Spring is coming and many homeowners are considering those long-delayed home improvement projects.  For uninitiated homeowners, not all contractors are the same and price should not be the only criteria.  In California, there are several laws that protect homeowners from unscrupulous contractors.

Contractors are governed by California Business and Professions Code starting with Section 7000.  A contractor who performs any “home improvement” work over $500 must provide a written contract to be signed by all parties and the contractor must be licensed by the California Contractor’s Licensing Board.  The homeowner can check the status of any potential contractor on the Board’s website- https://www2.cslb.ca.gov.    The site will let you know whether the license is active and if the contractor has been subject to disciplinary action,  and other information.  Some items to also consider are as follows:

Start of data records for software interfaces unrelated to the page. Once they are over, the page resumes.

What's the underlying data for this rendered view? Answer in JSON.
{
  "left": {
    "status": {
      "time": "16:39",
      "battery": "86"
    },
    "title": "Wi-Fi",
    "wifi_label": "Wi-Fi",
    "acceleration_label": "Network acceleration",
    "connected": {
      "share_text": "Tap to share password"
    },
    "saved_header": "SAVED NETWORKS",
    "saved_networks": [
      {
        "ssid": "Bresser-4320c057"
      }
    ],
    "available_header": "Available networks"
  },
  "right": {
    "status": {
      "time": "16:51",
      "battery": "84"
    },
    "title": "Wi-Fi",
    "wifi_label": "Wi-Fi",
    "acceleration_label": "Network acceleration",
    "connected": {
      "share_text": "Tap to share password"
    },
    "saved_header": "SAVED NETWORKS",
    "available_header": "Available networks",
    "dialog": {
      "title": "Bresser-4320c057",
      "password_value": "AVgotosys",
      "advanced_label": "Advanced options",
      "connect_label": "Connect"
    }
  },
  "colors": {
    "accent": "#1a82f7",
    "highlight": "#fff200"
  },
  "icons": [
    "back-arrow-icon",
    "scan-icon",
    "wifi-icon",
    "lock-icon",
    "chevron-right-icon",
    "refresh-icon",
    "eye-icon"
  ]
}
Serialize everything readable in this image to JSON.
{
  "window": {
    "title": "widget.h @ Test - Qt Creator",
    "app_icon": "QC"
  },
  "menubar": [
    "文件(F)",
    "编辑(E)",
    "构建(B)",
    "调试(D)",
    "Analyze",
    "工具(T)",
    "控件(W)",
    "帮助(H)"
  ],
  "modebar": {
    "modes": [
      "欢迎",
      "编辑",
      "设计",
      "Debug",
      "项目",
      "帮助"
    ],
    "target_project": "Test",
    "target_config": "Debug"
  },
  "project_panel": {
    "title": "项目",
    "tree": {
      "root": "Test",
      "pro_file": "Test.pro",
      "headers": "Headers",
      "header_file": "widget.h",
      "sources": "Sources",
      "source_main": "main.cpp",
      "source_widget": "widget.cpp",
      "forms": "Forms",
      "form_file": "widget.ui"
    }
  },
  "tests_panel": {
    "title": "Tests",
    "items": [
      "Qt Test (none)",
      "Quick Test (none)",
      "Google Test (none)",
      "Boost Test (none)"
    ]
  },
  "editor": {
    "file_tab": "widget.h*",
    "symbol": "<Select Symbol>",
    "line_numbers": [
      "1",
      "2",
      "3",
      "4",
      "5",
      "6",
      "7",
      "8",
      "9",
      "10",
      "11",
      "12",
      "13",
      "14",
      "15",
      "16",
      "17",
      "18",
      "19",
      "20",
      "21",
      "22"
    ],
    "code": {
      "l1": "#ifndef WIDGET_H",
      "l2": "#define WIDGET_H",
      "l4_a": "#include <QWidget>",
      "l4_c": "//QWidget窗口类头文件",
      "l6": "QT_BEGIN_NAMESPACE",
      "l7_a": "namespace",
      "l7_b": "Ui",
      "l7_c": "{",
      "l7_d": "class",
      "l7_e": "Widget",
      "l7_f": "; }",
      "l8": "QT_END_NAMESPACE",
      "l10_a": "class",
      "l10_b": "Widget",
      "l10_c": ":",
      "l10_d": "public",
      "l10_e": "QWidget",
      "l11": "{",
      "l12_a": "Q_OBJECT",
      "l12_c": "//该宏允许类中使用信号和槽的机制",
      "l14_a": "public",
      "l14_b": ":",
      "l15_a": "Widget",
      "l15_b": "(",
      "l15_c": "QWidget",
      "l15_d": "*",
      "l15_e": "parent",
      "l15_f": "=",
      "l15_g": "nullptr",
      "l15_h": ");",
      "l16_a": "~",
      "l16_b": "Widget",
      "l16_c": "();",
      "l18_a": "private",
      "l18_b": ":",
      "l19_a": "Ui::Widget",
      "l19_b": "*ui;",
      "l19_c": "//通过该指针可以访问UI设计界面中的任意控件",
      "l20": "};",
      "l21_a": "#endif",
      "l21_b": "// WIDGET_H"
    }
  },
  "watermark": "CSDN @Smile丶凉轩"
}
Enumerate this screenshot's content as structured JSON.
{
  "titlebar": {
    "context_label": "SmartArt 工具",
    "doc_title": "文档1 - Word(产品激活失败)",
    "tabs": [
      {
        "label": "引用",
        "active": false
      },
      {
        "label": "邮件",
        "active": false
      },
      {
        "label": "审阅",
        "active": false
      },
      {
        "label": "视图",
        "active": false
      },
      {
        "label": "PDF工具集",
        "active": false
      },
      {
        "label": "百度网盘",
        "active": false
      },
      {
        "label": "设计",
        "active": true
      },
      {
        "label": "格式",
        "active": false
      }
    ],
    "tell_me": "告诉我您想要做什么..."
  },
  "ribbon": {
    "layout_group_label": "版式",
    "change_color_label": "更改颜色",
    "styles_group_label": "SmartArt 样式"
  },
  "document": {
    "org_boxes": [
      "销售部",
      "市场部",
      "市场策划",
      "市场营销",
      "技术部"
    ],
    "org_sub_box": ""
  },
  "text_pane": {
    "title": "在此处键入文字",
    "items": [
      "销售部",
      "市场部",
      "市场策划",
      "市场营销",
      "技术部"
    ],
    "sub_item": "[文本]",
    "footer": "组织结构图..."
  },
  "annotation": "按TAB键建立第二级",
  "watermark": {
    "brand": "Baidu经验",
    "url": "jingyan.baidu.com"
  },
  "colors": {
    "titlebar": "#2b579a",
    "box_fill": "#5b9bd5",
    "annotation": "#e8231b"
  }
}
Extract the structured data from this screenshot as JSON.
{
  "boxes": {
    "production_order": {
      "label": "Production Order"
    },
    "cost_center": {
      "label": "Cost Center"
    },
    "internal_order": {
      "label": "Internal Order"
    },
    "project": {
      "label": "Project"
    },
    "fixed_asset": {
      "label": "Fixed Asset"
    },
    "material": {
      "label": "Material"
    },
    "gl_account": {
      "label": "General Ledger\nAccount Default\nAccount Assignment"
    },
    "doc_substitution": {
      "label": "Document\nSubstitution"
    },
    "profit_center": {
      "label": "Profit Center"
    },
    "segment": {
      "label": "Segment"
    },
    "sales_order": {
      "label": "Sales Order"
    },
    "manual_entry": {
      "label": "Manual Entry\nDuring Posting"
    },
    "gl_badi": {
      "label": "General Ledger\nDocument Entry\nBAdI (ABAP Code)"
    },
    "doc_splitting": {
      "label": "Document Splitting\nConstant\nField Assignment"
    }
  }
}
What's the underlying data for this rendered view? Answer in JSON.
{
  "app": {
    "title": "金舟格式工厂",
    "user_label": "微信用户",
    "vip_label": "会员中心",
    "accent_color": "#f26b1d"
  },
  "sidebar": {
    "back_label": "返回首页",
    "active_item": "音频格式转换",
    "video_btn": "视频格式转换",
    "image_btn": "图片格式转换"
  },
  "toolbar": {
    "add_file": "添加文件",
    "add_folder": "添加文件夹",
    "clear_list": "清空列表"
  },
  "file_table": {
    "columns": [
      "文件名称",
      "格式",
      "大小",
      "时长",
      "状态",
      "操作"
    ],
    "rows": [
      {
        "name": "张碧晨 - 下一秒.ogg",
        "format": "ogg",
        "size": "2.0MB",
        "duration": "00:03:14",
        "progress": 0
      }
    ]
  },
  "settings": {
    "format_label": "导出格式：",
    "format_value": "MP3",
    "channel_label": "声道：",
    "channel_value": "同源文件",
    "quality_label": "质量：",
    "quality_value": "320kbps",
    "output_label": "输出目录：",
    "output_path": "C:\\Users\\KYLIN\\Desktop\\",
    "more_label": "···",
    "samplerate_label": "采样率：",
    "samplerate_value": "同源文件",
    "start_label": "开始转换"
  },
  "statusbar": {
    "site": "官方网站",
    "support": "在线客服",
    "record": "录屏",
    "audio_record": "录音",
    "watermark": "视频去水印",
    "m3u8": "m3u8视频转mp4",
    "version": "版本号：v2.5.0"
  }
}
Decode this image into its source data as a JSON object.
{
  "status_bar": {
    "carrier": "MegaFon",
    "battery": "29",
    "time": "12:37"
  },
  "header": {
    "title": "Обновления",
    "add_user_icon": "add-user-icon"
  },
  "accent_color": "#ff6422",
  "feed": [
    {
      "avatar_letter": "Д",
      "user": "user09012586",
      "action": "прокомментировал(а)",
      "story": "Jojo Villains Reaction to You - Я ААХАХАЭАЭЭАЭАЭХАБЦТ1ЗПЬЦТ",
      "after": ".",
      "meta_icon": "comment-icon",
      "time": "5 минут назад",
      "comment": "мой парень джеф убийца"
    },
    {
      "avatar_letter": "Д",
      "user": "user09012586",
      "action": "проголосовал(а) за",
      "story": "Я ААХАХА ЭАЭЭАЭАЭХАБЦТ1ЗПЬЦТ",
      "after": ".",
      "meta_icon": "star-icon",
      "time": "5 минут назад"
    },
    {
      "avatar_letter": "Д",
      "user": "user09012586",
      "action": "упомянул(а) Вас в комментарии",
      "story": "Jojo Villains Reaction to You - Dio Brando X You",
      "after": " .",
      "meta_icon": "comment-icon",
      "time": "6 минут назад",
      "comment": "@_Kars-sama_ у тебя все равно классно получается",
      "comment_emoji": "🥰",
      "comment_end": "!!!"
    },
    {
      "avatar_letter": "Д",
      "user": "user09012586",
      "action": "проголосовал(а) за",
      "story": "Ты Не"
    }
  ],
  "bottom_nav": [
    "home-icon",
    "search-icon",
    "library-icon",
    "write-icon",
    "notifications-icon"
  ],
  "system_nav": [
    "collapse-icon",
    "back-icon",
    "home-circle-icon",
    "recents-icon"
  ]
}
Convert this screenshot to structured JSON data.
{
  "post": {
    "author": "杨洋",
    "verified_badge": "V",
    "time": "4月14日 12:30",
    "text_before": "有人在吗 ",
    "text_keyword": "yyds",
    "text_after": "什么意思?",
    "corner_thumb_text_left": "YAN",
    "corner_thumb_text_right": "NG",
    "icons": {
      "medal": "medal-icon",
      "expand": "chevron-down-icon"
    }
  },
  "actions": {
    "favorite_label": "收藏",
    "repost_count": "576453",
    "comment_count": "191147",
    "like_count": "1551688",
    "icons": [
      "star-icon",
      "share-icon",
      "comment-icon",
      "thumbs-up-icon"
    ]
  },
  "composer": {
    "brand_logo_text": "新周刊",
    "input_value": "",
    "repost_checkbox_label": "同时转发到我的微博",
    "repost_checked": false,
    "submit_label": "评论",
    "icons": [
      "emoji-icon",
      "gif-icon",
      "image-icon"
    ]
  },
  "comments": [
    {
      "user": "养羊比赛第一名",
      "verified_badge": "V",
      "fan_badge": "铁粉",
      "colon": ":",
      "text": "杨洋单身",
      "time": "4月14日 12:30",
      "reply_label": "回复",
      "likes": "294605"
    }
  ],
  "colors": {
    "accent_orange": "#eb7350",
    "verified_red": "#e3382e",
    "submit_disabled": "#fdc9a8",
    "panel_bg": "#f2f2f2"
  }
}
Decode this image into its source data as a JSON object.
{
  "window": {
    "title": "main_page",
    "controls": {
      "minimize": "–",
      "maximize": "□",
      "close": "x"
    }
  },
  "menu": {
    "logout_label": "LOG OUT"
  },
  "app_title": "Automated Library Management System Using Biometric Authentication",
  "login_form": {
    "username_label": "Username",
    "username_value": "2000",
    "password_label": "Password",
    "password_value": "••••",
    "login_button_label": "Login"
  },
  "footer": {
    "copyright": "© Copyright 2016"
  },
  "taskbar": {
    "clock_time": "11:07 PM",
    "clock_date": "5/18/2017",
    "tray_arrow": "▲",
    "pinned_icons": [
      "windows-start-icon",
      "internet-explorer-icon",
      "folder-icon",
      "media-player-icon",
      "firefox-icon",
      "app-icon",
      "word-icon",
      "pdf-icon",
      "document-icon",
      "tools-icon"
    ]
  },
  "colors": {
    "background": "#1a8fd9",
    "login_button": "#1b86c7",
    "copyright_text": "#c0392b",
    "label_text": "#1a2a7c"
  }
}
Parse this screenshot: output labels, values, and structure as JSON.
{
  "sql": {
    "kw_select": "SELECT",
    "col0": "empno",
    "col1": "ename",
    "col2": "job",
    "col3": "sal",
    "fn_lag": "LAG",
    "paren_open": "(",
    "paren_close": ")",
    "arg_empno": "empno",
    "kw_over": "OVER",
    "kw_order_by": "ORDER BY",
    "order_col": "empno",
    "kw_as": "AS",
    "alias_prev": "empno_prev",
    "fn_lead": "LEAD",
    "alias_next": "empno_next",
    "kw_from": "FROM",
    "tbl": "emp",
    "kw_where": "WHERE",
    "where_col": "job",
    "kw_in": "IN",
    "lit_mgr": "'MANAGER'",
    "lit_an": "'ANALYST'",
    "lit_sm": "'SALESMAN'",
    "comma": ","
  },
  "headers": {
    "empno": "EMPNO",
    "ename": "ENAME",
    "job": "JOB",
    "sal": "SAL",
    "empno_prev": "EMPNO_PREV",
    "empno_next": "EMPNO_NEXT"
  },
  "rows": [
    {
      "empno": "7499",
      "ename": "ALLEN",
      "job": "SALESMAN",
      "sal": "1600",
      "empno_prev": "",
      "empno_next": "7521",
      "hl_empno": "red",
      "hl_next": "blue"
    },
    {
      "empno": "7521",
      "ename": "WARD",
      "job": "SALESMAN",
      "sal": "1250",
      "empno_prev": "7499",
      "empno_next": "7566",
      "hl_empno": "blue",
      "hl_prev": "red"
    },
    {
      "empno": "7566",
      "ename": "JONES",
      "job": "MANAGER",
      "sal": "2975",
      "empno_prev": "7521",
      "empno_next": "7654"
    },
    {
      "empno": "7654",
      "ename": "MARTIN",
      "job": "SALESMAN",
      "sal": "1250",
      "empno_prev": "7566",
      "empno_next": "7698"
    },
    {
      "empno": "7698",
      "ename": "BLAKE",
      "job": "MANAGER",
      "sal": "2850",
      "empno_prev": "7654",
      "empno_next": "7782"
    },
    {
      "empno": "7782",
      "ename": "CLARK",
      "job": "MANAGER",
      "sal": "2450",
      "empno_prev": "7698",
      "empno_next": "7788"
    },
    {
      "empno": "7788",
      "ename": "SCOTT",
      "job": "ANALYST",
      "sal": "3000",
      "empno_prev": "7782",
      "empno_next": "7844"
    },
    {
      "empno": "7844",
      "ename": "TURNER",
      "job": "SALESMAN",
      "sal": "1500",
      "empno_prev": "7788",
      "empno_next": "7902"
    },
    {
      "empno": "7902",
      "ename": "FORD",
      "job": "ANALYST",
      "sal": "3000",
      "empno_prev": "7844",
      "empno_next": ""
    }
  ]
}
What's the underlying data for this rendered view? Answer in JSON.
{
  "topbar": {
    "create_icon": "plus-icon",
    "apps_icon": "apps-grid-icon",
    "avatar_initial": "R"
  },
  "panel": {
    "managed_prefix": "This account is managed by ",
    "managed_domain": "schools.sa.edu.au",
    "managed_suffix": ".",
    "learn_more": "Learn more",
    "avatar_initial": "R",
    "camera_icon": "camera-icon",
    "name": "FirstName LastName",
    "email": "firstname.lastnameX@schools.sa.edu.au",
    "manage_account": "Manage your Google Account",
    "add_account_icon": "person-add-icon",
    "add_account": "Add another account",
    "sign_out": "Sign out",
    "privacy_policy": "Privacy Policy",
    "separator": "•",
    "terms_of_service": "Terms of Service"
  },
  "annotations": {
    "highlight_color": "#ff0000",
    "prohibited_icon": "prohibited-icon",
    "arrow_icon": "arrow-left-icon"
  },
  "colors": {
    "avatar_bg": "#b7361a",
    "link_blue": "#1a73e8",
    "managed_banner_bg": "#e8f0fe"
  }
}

  1. A contractor may not demand all the money up front.  Initially a contractor may only request 10% of total contract price or $1,000, which ever is less.  Business and Professions Code Section 7159.
  2. The home improvement contract must identify a specific start date and estimated completion date.
  3. The contract should specifically identify the scope of work
  4. Any changes to the work or modifications should be made via a change order, in writing, and signed by all parties.
  5. The contractor should carry both workers’ compensation insurance (if employing workers on the project) and a comprehensive general liability insurance policy of at least $1,000,000 in coverage.  Depending on the size of the project, the contractor may be required to obtain additional liability policies.

If you do not pay your contractor for work completed, the contractor can place a mechanics lien on the property for which work was completed.  A contractor can use this statutory device to compel payment. Homeowners should make sure that you timely pay the contractor.

 

 

 

Mark Shem is a Partner in our San Jose office and practices in business litigation, construction law and real estate law.

 

 

 

Legal Disclaimer: This article is designed for general information only. The information presented should not be construed to be formal legal advice, nor the formation of a lawyer/client relationship.